Two weeks ago Terry McGlynn posted reflections about blogging on Small Pond Science, an excellent blog that combines research, teaching reflections and other assorted topics.  Two weeks ago I didn’t post anything.  Three weeks ago I didn’t post anything.  The week before I posted a comment of Alwynne Beaudoin‘s that is great, but wasn’t really mine (although she gave me permission to post it).  The last thing I posted myself was a long primer on using GitHub that I posted six weeks ago. Continue reading No one reads your blog: Reflections on the middling bottom.

Guest post: What skills do you wish you learned? What skill should you impart?

Recently on CAGList, the mailing list for the Canadian Association of Geographers an early career researcher asked established researchers  what kind of training  they wish they had obtained as grad students and post-docs.  Alwynne Beaudoin, adjunct Professor at the University of Alberta, curator of Quaternary Environments at the Royal Alberta Museum and active member of the Canadian Association of Palynologists, posted an excellent reply.

I asked her if it would be okay to post it here (and she’s agreed), because I think it speaks to the heart of what many of us are beginning to realize:  Our ‘hard skills’ training is often excellent, but the soft skills that make our lives much more manageable and enjoyable, and can play a significant role in your career development both inside and outside academia.

Continue reading Guest post: What skills do you wish you learned? What skill should you impart?

If you’re going to solicit papers for a journal, use proper grammar. Lessons for predatory publishers.
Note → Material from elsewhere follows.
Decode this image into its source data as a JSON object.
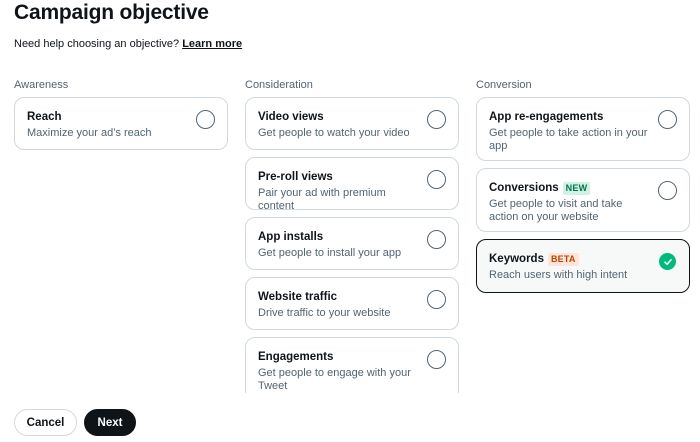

Here’s a great solicitation from David Publishing Company, a company on Beall’s list of predatory publishers (I’ve reformatted it so you don’t have to see all the fonts they used):

Dear Goring, Simon J ,

 This is Earth Science and Engineering (ISSN 2159-581X), a new professional journal published across the United States by David Publishing Company, Chicago, IL, USA. We have learned your paper“RELIABLE GRIDDED ESTIMATES OF PRE-SETTLEMENT VEGETATION FOR THE UPPER MIDWEST FROM PUBLIC LANDS SURVEY DATA in the AMQUA 2012 . We are very interested  in your paper . If the paper  has  not  published  in other  journal ,we would like to publish your paper in our journal Earth Science and Engineering.  All your original and  unpublished paper are welcome (although  the paper  has  already  been  published  in  the conference,  it can  also  publish in  our  journal,  becauce there  is  no  ISSN or  ISBN  for the conference). If you have the idea of making  our journal a vehicle for your research  interests, please send electronic version of your papers or books to us through email attachment in MS word format.

Sounds great, but if you can’t reliably edit your own email solicitations then I’m not interested.  Then there’s this at the end:

As an American academic publishing group, we wish to become your friends if we may.

I’m not really sure what that’s about.  Are they friendly because they’re American?  Because we’re both American?  Do they know I’m Canadian, and if they don’t, will that hurt my chances of being their friend?  How do you become friends with a publishing group anyway?  So many questions. . .

Their website leads to more questions.  From the “For Authors” page (blank), to the Survey on the front page (what’s it even about?).  At least they provide me with the option to list myself as an “Academician” when I submit my paper.  That’s the number one reason I’ve never submitted to Nature or Science, no opportunity to list my title as “Academician”.